The full set of records needs to be retyped exactly.

--------

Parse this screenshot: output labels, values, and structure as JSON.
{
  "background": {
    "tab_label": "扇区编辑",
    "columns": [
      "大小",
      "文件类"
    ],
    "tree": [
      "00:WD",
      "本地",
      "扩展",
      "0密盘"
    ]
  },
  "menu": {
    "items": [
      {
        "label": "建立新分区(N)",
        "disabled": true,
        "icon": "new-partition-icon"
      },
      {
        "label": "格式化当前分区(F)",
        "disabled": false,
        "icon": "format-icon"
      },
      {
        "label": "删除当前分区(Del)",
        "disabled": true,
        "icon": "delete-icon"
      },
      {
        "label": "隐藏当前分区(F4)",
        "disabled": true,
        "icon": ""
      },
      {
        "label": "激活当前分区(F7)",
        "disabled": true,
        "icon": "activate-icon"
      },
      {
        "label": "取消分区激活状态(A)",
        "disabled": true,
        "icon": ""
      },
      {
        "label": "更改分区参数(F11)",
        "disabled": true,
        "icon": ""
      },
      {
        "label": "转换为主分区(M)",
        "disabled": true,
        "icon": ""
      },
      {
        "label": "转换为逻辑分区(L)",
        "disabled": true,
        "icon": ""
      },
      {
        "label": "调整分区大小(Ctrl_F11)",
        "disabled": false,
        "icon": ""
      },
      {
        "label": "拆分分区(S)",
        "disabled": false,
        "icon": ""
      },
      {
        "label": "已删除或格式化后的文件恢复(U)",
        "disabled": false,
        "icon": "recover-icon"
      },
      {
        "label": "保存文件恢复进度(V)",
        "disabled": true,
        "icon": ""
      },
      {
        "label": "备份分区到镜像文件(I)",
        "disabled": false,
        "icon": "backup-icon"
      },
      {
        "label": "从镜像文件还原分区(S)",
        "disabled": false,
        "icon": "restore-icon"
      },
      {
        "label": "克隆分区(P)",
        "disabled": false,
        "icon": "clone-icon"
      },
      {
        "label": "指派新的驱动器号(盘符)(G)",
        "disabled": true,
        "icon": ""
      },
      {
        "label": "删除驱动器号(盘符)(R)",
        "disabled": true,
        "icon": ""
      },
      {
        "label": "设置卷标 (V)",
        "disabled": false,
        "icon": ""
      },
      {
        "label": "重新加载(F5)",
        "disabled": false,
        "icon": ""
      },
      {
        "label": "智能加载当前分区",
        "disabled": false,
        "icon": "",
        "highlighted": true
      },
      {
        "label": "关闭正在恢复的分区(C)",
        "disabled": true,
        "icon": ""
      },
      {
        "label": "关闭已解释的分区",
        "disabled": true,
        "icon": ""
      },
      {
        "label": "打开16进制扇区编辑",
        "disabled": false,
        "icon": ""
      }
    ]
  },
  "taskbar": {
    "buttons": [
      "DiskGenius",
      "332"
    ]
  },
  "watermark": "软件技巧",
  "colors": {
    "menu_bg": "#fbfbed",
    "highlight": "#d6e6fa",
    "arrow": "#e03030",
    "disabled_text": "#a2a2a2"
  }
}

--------

RESULT FOR THIS TASK –
Parse this screenshot: output labels, values, and structure as JSON.
{
  "background": {
    "tab_label": "扇区编辑",
    "columns": [
      "大小",
      "文件类"
    ],
    "tree": [
      "00:WD",
      "本地",
      "扩展",
      "0密盘"
    ]
  },
  "menu": {
    "items": [
      {
        "label": "建立新分区(N)",
        "disabled": true,
        "icon": "new-partition-icon"
      },
      {
        "label": "格式化当前分区(F)",
        "disabled": false,
        "icon": "format-icon"
      },
      {
        "label": "删除当前分区(Del)",
        "disabled": true,
        "icon": "delete-icon"
      },
      {
        "label": "隐藏当前分区(F4)",
        "disabled": true,
        "icon": ""
      },
      {
        "label": "激活当前分区(F7)",
        "disabled": true,
        "icon": "activate-icon"
      },
      {
        "label": "取消分区激活状态(A)",
        "disabled": true,
        "icon": ""
      },
      {
        "label": "更改分区参数(F11)",
        "disabled": true,
        "icon": ""
      },
      {
        "label": "转换为主分区(M)",
        "disabled": true,
        "icon": ""
      },
      {
        "label": "转换为逻辑分区(L)",
        "disabled": true,
        "icon": ""
      },
      {
        "label": "调整分区大小(Ctrl_F11)",
        "disabled": false,
        "icon": ""
      },
      {
        "label": "拆分分区(S)",
        "disabled": false,
        "icon": ""
      },
      {
        "label": "已删除或格式化后的文件恢复(U)",
        "disabled": false,
        "icon": "recover-icon"
      },
      {
        "label": "保存文件恢复进度(V)",
        "disabled": true,
        "icon": ""
      },
      {
        "label": "备份分区到镜像文件(I)",
        "disabled": false,
        "icon": "backup-icon"
      },
      {
        "label": "从镜像文件还原分区(S)",
        "disabled": false,
        "icon": "restore-icon"
      },
      {
        "label": "克隆分区(P)",
        "disabled": false,
        "icon": "clone-icon"
      },
      {
        "label": "指派新的驱动器号(盘符)(G)",
        "disabled": true,
        "icon": ""
      },
      {
        "label": "删除驱动器号(盘符)(R)",
        "disabled": true,
        "icon": ""
      },
      {
        "label": "设置卷标 (V)",
        "disabled": false,
        "icon": ""
      },
      {
        "label": "重新加载(F5)",
        "disabled": false,
        "icon": ""
      },
      {
        "label": "智能加载当前分区",
        "disabled": false,
        "icon": "",
        "highlighted": true
      },
      {
        "label": "关闭正在恢复的分区(C)",
        "disabled": true,
        "icon": ""
      },
      {
        "label": "关闭已解释的分区",
        "disabled": true,
        "icon": ""
      },
      {
        "label": "打开16进制扇区编辑",
        "disabled": false,
        "icon": ""
      }
    ]
  },
  "taskbar": {
    "buttons": [
      "DiskGenius",
      "332"
    ]
  },
  "watermark": "软件技巧",
  "colors": {
    "menu_bg": "#fbfbed",
    "highlight": "#d6e6fa",
    "arrow": "#e03030",
    "disabled_text": "#a2a2a2"
  }
}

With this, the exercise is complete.